This is incredibly misleading and intellectually dishonest. First, “bureaucrats” is a very loaded word, with myriad negative connotations. But what’s insidiously dishonest is her implied assertion that bus drivers, custodians, attendance secretaries, food service and maintenance workers are dreaded bureaucrats who waste public money - like they sit around desks pushing paper for no real purpose or no real benefit at great expense. This “wasted” money spent on “bureaucrats” is keeping our students far behind students in other states? So the solution is to cut this wasted funding?

A plethora of other equally preposterous assertions were made during this media blitz. For example, Darcy Olsen said education funding has gone up in Arizona 20% since year 2000 without any gains or improvement in test scores. She said Florida spends same amount and their scores improved because of certain innovations. She said charter schools accomplish same results as public schools for 75% as much money, and more. A quick fact check shows how misleading and intellectually dishonest a majority of her assertions are. For example, we spend more on education in Arizona since 2000 because our population grew by 26.7%, not because we spent money on decreased class sizes or more advanced math classes. A couple minutes on Google shows Florida spends almost $2,000 more per pupil than we do on education, and it’s quite easy to learn that charter schools do not perform as well as she advertises.

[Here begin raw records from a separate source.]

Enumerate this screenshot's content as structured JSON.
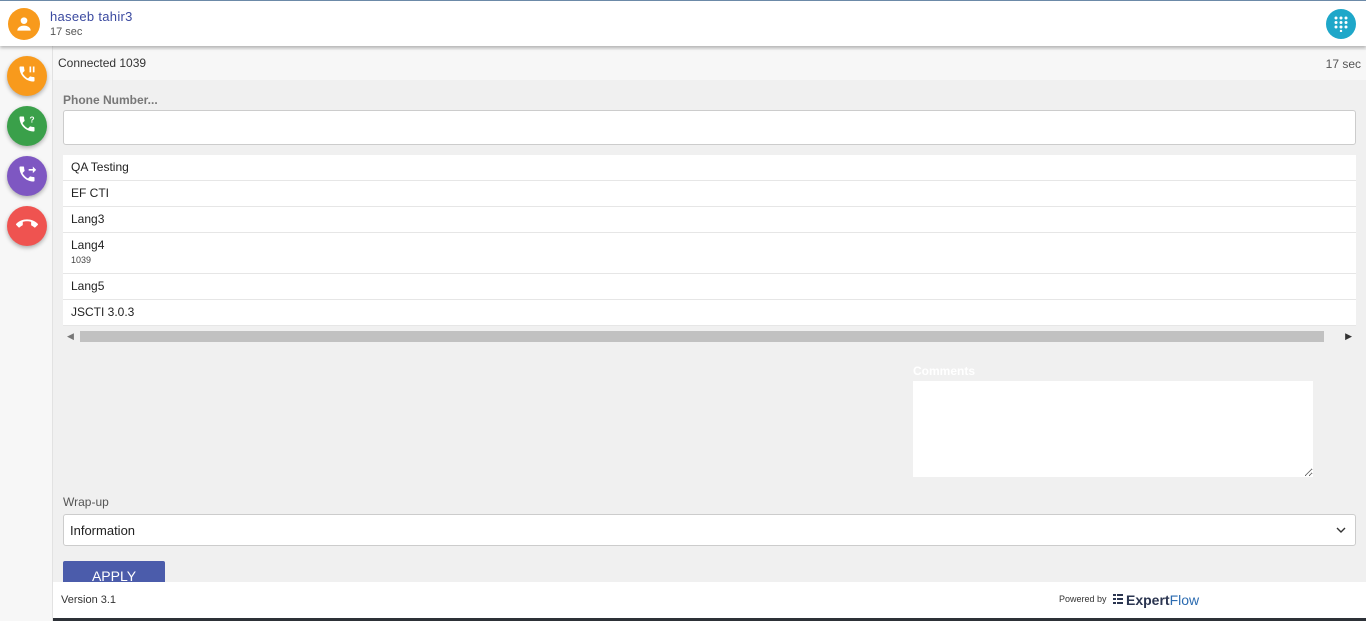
{
  "header": {
    "caller_name": "haseeb  tahir3",
    "call_duration": "17 sec",
    "icons": {
      "avatar": "person-icon",
      "dialpad": "dialpad-icon"
    },
    "colors": {
      "avatar": "#f89a1c",
      "dialpad": "#1ea7c9"
    }
  },
  "sidebar": {
    "buttons": [
      {
        "icon": "hold-call-icon",
        "color": "#f89a1c"
      },
      {
        "icon": "consult-call-icon",
        "color": "#3aa04a"
      },
      {
        "icon": "transfer-call-icon",
        "color": "#7e57c2"
      },
      {
        "icon": "end-call-icon",
        "color": "#ef5350"
      }
    ]
  },
  "status": {
    "connection": "Connected 1039",
    "timer": "17 sec"
  },
  "phone": {
    "label": "Phone Number...",
    "value": ""
  },
  "queues": [
    {
      "name": "QA Testing",
      "sub": ""
    },
    {
      "name": "EF CTI",
      "sub": ""
    },
    {
      "name": "Lang3",
      "sub": ""
    },
    {
      "name": "Lang4",
      "sub": "1039"
    },
    {
      "name": "Lang5",
      "sub": ""
    },
    {
      "name": "JSCTI 3.0.3",
      "sub": ""
    }
  ],
  "comments": {
    "label": "Comments",
    "value": ""
  },
  "wrapup": {
    "label": "Wrap-up",
    "selected": "Information"
  },
  "apply_label": "APPLY",
  "footer": {
    "version": "Version 3.1",
    "powered_by": "Powered by",
    "brand_part1": "Expert",
    "brand_part2": "Flow"
  },
  "accent_color": "#4b5cab"
}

Even worse, an analysis by the Arizona Education Network of classroom instruction statistics recently published by the Auditor General reveals that, contrary to the picture Darcy Olsen wants us to buy into, Arizona spends less on administration (9%) than the national average (10.8%), and district schools spend about 8% more in the classroom and a whopping 12% less on administration than charter schools do.

Some in the state legislature are using her ideas to craft legislation, like Russell Pearce and his new bill SCR 1008. She got a free pass during her media blitz yesterday, but legislators need to fact check her information and critically examine the underlying philosophical beliefs. Besides working to dismantle much of state government, Darcy Olsen is endeavoring to turn our public education system into a competitive free-market where charter schools compete with one another for students and dollars. Trouble is, in competitive markets, businesses keep their trade secrets and compete to put the other guy out of business. Rather than a competition, public education should be a collaboration where trade secrets and good ideas are shared and put to the best use by the largest group possible.

Let’s turn this train around and work on ideas that serve the public interest.


For more information on how much Arizona is spending compared to the national average, visit
AEN's recent analysis of the 2009 Auditor General's Report.